Beneficiary selection is an important part of the purchasing process of a life insurance policy. Getting this correct is essential as, by the very nature of the plan, you will not be there to give the money to your loved ones on your own. In this article, we provide you with a guide on how to choose a beneficiary for your life insurance policy.
1. Think about who you would like to support
The purpose of purchasing a life insurance policy is to financially support your loved ones.
Some life insurance policyholders would like to leave behind the death benefit for their spouse or kids following their premature demise whereas others might use a life insurance policy to pay off their mortgage or debts.
It is best to consider who really needs financial support, the amount of money they need and whether they are able to take care of the life insurance payout once they receive it.
Therefore, the beneficiary you decide to choose has to be someone you are most worried about and someone who you can trust to use the death benefit to address any financial burdens they may have.
2. Be mindful of your beneficiary choices
There are many beneficiary options that you can choose. In fact, your beneficiary can be something else rather a person. For example, it can be a trust, a charity, an estate or a legal agreement that allows you to put property under the control of a trust manager.
A trust will come in handy the most when you would like your death benefit to go to your minor kids. Typically, minor children do not have the right to receive the death benefit directly from the payout of the life insurer.
In this case, you need to establish a trust and designate a trustee or a guardian who will take care of the money until the kids turn 18 or 21 depending on the country you live in. This is vital because if you do not do this, the courts will designate a person that they select on their own to administer the life insurance payout.
It is best not to choose your estate as your beneficiary because this can be an opportunity for creditors to chase after your property in an estate which includes the death benefit from a life insurance policy.
If your family has the financial protection and you wish to have a legacy following your demise, then select a charity as your beneficiary.
3. Put yourself in the beneficiary’s shoes
In some cases, listing someone as your beneficiary for your life insurance policy could put that person in trouble. For instance, your family member is handicapped and their level of income allows them to receive specific government benefits.
However, once you list that person as your life insurance beneficiary and they are in a position where they get your life insurance death benefit, their level of income may rise to the stage where they do not qualify for their government benefits anymore.
So keep in mind that the situations of the beneficiary are as important to think about as those of you as the life insurance policyholder.
4. List a contingent beneficiary
Typically, when you select a life insurance beneficiary, you assume that the beneficiary will live longer than you. However, that is not always the case. There are times when your primary beneficiary dies before you so you need to assign a contingent beneficiary beforehand. This contingent beneficiary would receive the life insurance payout in stead of the deceased primary beneficiary.

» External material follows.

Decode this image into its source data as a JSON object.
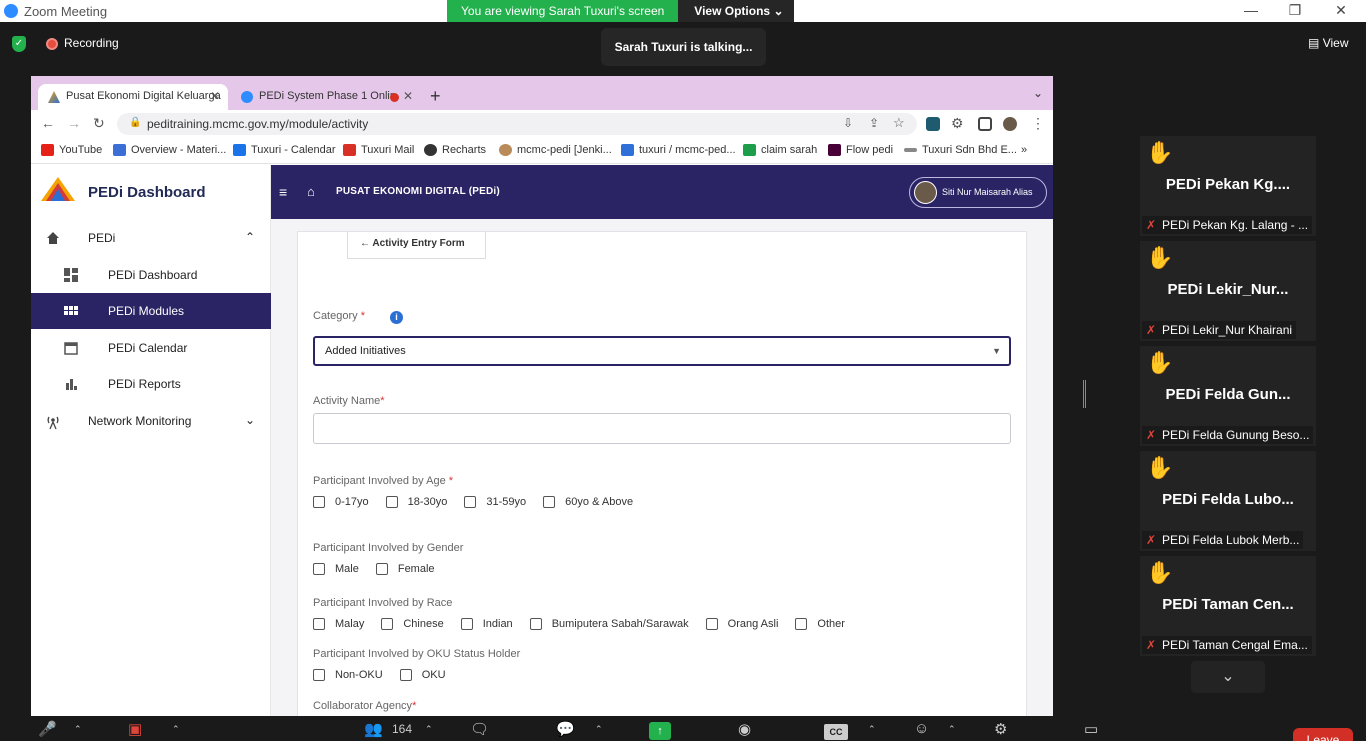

5. Go through your life insurance policy frequently
Whenever you have a life-changing event such as a divorce, you may go on to disown kids and add new kids when you get married to a new spouse. If this happens, you may need to reconsider changing your life insurance beneficiaries.
If you do not want your ex-spouse and kids that you have with this spouse to receive the death benefit following your death, you need to review your life insurance policy to list new beneficiaries in place of the old ones.
6. Be careful with the language usage of the life insurance policy
There are two key ways that beneficiaries can be assigned: either by name or by class which refers to a group of individuals such as the grandkids of the insured. If you list your grandkids by name and you fail to update your life policy as soon as your youngest grandkid is born, the child will not get a share of the life insurance payout following your demise.
Another example is let’s say your life insurance beneficiary is all children born from this marriage, an adopted kid might not get his or her share of the death benefit.
7. Make sure your life insurance policy is in line with your will
You cannot just list the names of people who you would like the money to go to in your will. You need to be mindful of listing them in your life insurance contract itself.
The designation in your life insurance contract will win against that in your will.
On the whole, following the tips above is a great way to make sure you make the right decision in selecting the right beneficiary or beneficiaries so the life insurance payout can be put to great use and be spent on the right things such as paying off mortgage, clearing debts, covering tuition fees and used as financial protect so your loved ones can keep their lifestyle for a certain period.
After all, the only control that you have is when you list the beneficiary or beneficiaries.